Qfyfq seems to have always been, although he doesn't waste time speculating on this fact. It's simply true that whatever is mentioned he remembers, or can look up in his diary. For instance in one case, he's looking through his telescope, as he does nightly, and sees a sign hanging off a galaxy 100,000,000 light years away, "I saw you." He hastens to check his diary and finds out he had been doing something he'd wanted to hide and hoped was forgotten on exactly that day, two hundred million years ago. Throughout the chapter, he worries about what people on galaxies all over the universe think of him, and keeps scanning for signs, and speculating what each sign means about others' judgements of himself, and wondering how to respond. "What of it?" Or, "Did you see it all, or just a little bit?"
Qfyfq is the stripped down being. All ordinary meanings are called into question, into the light, so to speak, examined and dispelled. Finally, Qfyfq does often end up in human form, and we're forced to abandon our anthropocentric habits, but with a chuckles, instead of a gut-wrenching death rattle. Likewise, we can sit back and watch the seemingly indisputable concepts of physics unravel in a satirical solvent, or by choice see the stories parabolically, finding layer after layer of reflection of ourSelf, a much more fundamental self than the one identified with a particular body or otherwise "ephemeral" life. The easy elasticity of the mind is explored by changes of quantity and scale in time and size.

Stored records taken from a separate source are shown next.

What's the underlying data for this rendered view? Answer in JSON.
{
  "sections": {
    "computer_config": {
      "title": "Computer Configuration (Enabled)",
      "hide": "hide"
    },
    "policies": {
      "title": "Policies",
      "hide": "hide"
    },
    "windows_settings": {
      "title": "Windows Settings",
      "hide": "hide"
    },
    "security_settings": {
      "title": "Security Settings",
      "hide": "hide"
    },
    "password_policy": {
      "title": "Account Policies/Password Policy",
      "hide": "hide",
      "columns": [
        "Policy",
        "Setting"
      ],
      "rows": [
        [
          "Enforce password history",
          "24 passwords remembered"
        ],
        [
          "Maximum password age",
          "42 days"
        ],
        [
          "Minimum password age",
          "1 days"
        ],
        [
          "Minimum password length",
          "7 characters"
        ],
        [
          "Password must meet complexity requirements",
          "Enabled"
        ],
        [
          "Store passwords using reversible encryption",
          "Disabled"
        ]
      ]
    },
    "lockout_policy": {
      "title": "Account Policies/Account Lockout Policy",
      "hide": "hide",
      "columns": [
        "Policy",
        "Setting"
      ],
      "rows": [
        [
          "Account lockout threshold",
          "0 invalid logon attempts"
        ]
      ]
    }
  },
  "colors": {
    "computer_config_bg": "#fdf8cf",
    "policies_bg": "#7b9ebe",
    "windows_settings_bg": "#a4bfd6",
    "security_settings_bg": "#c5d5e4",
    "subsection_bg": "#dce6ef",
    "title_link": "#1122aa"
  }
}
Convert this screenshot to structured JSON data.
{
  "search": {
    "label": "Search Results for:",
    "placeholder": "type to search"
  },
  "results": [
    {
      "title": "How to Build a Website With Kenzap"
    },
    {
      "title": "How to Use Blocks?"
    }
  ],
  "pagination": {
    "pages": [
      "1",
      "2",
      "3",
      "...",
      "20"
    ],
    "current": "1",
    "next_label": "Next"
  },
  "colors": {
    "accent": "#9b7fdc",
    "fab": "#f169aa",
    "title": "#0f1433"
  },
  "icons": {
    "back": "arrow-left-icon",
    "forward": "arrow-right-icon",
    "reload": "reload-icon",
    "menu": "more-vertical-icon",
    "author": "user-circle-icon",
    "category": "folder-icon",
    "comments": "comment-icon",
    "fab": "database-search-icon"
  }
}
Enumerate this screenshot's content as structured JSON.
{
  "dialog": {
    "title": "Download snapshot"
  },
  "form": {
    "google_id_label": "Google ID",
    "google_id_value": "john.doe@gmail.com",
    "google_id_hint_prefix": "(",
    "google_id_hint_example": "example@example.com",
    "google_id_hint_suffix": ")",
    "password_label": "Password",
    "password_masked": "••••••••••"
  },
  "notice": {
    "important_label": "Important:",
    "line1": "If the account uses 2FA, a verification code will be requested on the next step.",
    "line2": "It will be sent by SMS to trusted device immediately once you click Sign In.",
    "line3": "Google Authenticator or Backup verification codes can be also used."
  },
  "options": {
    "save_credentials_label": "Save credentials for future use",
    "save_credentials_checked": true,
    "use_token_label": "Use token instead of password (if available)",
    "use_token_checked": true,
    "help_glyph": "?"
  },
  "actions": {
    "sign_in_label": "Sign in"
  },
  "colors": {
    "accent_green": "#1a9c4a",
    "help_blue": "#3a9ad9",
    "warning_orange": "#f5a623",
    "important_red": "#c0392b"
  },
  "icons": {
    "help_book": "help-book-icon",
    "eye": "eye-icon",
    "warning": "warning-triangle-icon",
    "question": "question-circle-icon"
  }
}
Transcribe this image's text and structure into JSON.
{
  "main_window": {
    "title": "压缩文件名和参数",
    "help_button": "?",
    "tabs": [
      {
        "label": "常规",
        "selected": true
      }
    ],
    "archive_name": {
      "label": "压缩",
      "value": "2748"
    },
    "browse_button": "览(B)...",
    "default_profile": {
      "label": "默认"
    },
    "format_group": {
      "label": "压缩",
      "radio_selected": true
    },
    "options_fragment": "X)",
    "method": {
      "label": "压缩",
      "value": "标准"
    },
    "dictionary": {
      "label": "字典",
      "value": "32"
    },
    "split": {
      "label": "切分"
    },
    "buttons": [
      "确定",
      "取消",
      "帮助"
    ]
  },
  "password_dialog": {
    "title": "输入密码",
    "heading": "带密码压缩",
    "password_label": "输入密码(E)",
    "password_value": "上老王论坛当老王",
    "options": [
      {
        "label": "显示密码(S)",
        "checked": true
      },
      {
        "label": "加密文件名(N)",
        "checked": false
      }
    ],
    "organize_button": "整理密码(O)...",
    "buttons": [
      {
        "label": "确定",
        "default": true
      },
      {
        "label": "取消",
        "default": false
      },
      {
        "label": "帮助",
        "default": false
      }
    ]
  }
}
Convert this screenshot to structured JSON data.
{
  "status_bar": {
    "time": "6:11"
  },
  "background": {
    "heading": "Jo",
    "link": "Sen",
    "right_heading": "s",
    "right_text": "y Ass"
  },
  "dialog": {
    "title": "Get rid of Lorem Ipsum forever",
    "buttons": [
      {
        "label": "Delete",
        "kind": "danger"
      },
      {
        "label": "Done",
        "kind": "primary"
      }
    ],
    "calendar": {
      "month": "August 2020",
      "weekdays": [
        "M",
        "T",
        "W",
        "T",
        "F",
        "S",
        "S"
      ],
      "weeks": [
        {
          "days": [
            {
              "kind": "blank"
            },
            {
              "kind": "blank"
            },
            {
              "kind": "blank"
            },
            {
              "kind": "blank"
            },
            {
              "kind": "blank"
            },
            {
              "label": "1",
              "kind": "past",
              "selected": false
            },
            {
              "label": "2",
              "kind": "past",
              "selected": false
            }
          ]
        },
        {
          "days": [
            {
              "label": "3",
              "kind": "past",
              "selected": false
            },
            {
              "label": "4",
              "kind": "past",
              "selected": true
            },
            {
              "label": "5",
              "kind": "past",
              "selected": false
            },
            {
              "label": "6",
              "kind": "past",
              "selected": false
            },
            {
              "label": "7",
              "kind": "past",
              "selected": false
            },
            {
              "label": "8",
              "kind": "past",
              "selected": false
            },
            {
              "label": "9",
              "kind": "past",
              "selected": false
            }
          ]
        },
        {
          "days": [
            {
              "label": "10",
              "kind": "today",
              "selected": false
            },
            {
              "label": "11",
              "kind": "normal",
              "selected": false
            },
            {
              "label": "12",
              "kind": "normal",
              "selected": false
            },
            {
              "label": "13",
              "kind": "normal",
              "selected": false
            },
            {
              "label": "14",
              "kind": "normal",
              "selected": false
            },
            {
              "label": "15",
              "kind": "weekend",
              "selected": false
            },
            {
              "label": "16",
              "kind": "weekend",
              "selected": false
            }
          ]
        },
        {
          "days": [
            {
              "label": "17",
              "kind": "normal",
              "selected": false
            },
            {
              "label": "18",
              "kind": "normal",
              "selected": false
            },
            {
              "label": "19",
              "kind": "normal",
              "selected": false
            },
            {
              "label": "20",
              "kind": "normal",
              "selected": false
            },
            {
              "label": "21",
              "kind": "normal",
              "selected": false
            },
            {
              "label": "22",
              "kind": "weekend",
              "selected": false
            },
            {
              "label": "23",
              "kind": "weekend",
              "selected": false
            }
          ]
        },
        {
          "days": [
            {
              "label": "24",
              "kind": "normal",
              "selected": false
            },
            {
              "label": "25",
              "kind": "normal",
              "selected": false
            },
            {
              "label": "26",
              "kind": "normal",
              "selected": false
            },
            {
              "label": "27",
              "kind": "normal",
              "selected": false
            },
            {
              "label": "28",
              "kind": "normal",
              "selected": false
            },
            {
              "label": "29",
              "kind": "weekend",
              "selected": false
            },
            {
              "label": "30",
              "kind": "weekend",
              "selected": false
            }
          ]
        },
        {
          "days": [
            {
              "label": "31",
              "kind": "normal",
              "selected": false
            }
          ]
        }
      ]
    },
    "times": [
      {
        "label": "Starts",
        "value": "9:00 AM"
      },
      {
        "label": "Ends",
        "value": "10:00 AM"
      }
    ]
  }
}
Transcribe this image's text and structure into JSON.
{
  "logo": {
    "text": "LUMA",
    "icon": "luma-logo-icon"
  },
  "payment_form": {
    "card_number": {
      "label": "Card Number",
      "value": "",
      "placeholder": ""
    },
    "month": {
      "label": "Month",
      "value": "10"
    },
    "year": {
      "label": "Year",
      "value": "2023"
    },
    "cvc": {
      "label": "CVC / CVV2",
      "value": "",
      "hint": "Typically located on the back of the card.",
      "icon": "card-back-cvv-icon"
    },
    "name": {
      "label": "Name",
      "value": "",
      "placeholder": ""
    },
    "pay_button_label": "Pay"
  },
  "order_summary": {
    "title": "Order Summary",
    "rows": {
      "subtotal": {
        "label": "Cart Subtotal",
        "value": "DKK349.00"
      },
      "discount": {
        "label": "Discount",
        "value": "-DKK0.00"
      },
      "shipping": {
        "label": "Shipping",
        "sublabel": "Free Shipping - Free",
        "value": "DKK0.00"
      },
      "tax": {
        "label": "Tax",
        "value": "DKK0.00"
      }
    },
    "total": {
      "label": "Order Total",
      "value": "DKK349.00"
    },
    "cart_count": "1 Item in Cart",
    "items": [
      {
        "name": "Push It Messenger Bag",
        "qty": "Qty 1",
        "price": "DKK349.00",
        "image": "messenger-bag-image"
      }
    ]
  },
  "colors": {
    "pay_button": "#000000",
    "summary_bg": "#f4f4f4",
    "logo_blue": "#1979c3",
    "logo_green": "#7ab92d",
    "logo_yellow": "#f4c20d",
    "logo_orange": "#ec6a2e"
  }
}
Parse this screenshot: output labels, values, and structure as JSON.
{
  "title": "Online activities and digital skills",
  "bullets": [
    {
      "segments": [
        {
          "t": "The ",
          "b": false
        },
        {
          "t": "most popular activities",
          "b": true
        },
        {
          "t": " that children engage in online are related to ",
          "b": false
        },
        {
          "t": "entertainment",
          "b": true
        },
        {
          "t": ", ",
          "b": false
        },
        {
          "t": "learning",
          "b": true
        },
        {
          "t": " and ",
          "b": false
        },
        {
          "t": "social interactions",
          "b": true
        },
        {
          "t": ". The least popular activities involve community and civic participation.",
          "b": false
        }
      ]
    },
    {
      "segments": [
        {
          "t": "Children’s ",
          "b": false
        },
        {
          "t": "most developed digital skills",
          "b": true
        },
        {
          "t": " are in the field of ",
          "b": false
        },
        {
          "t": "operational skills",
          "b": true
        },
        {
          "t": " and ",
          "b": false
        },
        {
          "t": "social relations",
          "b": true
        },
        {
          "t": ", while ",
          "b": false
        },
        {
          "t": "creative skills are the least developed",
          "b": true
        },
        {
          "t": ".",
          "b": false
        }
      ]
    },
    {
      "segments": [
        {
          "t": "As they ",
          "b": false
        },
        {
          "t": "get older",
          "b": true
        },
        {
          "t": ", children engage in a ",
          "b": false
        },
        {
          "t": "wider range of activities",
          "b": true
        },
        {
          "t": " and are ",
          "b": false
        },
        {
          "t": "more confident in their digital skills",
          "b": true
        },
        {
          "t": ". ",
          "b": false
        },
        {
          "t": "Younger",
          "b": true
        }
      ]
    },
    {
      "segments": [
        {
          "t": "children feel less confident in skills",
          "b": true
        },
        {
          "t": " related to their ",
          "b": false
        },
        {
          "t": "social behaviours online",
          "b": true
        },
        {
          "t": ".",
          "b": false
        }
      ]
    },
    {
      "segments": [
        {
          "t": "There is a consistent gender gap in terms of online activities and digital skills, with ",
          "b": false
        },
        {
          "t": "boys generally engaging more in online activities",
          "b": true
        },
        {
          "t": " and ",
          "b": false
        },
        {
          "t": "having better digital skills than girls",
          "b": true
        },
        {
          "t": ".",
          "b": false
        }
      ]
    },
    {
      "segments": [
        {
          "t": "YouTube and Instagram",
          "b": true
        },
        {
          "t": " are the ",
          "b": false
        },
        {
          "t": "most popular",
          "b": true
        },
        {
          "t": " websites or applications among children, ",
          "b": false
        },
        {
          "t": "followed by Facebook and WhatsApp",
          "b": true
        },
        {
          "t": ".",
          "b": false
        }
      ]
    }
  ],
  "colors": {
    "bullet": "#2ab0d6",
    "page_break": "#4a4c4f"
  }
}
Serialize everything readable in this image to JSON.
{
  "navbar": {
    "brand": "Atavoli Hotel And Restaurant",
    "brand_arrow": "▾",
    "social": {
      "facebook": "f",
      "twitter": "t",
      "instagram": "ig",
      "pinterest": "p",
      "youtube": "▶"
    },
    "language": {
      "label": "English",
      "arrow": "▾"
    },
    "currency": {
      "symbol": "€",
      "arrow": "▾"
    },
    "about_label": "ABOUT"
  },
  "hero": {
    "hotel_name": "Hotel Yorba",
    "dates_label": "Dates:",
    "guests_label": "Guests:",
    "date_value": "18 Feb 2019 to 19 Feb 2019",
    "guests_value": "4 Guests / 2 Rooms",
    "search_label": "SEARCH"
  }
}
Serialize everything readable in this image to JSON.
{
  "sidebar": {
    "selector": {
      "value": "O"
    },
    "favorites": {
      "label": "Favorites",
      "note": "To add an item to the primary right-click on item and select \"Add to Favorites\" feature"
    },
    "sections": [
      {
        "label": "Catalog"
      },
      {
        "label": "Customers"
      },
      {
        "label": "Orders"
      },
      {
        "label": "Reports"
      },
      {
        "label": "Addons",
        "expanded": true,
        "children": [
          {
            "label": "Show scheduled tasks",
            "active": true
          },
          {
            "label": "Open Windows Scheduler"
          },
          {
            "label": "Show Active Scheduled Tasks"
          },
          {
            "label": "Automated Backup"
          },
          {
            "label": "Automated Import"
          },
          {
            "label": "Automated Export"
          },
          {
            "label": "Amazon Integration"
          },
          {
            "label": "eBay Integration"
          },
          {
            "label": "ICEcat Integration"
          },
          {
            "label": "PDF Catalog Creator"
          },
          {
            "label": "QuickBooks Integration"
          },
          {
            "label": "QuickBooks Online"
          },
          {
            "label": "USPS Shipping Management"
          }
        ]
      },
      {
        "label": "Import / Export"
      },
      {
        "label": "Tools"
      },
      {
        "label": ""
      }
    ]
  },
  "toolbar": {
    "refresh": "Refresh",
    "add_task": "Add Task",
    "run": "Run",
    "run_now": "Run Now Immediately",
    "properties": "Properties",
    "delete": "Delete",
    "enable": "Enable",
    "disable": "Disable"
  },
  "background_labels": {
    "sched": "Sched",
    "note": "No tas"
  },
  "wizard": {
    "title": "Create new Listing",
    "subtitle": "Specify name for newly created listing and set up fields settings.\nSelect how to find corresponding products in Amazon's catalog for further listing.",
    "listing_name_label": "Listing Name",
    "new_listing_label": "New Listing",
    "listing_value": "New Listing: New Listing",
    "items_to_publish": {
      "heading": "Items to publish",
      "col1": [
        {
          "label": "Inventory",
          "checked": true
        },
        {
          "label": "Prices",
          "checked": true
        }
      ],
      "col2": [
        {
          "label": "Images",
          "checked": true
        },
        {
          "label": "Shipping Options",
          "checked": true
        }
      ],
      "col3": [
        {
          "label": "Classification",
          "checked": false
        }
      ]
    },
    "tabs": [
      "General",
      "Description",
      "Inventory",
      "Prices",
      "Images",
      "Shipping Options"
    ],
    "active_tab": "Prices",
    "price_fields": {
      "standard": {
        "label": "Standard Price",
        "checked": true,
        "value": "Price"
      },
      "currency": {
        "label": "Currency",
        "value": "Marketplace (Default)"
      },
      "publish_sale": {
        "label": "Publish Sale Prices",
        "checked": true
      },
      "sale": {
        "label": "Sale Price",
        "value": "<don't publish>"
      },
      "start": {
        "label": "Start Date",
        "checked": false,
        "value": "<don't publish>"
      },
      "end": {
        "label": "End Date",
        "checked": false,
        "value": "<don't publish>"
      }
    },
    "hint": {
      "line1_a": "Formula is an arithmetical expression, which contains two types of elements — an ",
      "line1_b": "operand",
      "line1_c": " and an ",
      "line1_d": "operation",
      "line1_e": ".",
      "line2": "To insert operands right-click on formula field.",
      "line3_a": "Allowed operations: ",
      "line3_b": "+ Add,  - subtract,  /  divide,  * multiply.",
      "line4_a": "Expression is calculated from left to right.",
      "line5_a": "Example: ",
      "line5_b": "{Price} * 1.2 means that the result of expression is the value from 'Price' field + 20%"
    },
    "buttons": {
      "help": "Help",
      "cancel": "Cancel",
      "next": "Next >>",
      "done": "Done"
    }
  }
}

We see ourselves macro and microscopically, singular and plural. And through it all, we feel basically uncertain, restless, proud, conceited, and most of all, in love! The beloved, of course, usually eludes me. And when she doesn't, I often lose interest. I might desire her more if she lived on the moon (chapter 1), unreachable. But she drives me to build a shell (last chapter), which is really the prototypical architectural, evolutionary and artistic feat. Making a thing to be seen, I instigate the fact of the visual field, and the apparatus of sight, through the creation of something to be seen. Me! It was My doing. (The world, and all it contains, I had foreseen it all!) Elsewhere, I make the primordial sign, which is later copied and distorted ad infinitum, until the original, forgotten, in it's purity, is lost, and space is so full of signs and signs referencing other signs, there is no longer a speck of clear space anywhere.
This is the gist of it. Like a multifaceted reflecting device, the reader is reminded of many other writers. In subject and certain passages, I'm reminded of Witman's Song of Myself. In tone, EJ Gold's Creation Story Verbatim comes to mind. Italio Calvino has been compared to Marquez and Jorge Luis Borges, I guess because of Qfyfq's manner, which beguiles, comforts and seduces the reader, making it impossible not to accept the magical and downright bizarre statements he dishes up as True, ipso facto. But comparisons gall us all. So let's not dredge the coprophagous Cheshire Cat's invisible gut for cross-referenced erudition. We need feed no Ivory Towared, mycelia-minded methodologists. Like any good work of Zen, Cosmicomics is a rational, instant, uncompounded, thing-in-itself.